Run the following command under the project directory:

yarn start:docker


It may take a few minutes to download the required images and start the various nodes and Postgres databases.

6. Query your Project

Next, let's query our project. Follow these three simple steps to query your SubQuery project:

  1. Open your browser and head to http://localhost:3000.

  2. You will see a GraphQL playground in the browser and the schemas which are ready to query.

  3. Find the Docs tab on the right side of the playground which should open a documentation drawer. This documentation is automatically generated and it helps you find what entities and methods you can query.

Try the following query to understand how it works for your new SubQuery starter project. Don’t forget to learn more about the GraphQL Query language.

# Write your query or mutation q{here
query {
  claims(first: 5, orderBy: VALUE_DESC) {
    nodes {
  dailyClaimSummaries(first: 5) {
    nodes {
      claims(first: 5) {
        nodes {

You will see the result similar to below:
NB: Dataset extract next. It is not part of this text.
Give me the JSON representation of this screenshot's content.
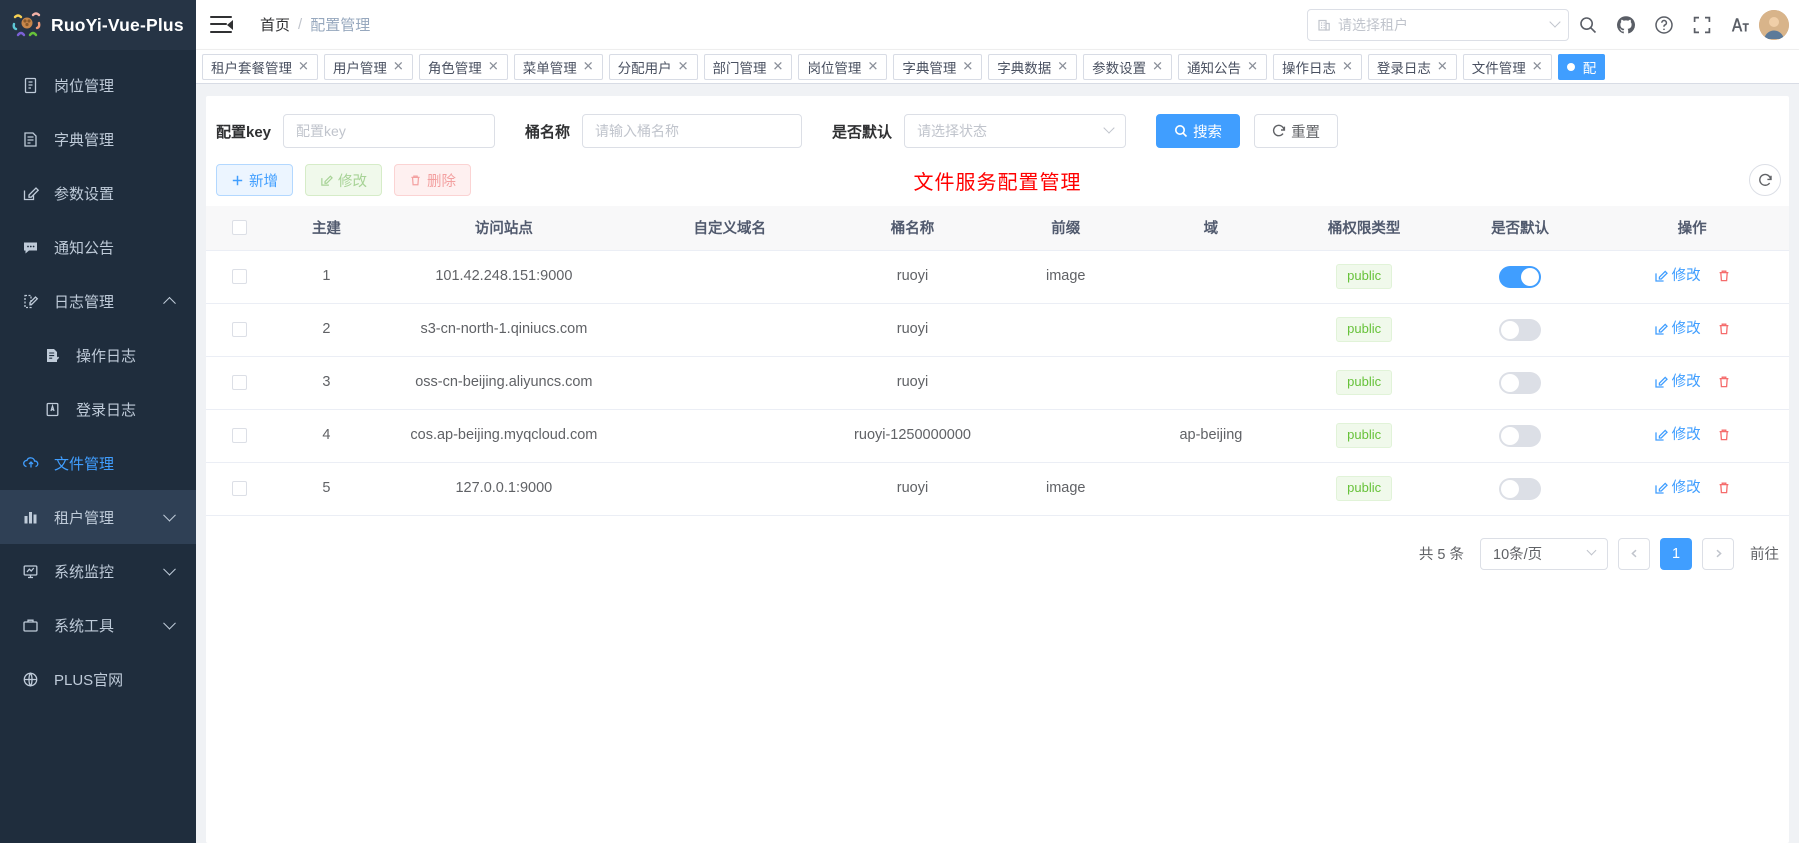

  "data": {
    "claims": {
      "nodes": [
          "blockHeight": "100322581",
          "value": "7477664852469040021504",
          "blockTimestamp": "1684714980",
          "account": "0x85399353400C5B67fD6eE53B1d2cd183bAE7dDdb"
          "blockHeight": "100316590",
          "value": "1746193727981909180416",
          "blockTimestamp": "1684711341",
          "account": "0xfa4d3CD41555d3A0FafD4A97e9ba91882A2f4755"
    "dailyClaimSummaries": {
      "nodes": [
          "id": "2023-05-21",
          "totalClaimed": "9223858580450949201920",
          "claims": {
            "totalCount": 2,
            "nodes": [
                "id": "247333",
                "account": "0xfa4d3CD41555d3A0FafD4A97e9ba91882A2f4755",
                "value": "1746193727981909180416"
                "id": "129721",
                "account": "0x85399353400C5B67fD6eE53B1d2cd183bAE7dDdb",
                "value": "7477664852469040021504"


The final code of this project can be found hereopen in new window.

What's next?

Congratulations! You have now a locally running SubQuery project that accepts GraphQL API requests for transferring data.


Find out how to build a performant SubQuery project and avoid common mistakes in Project Optimisation.

Click here to learn what should be your next step in your SubQuery journey.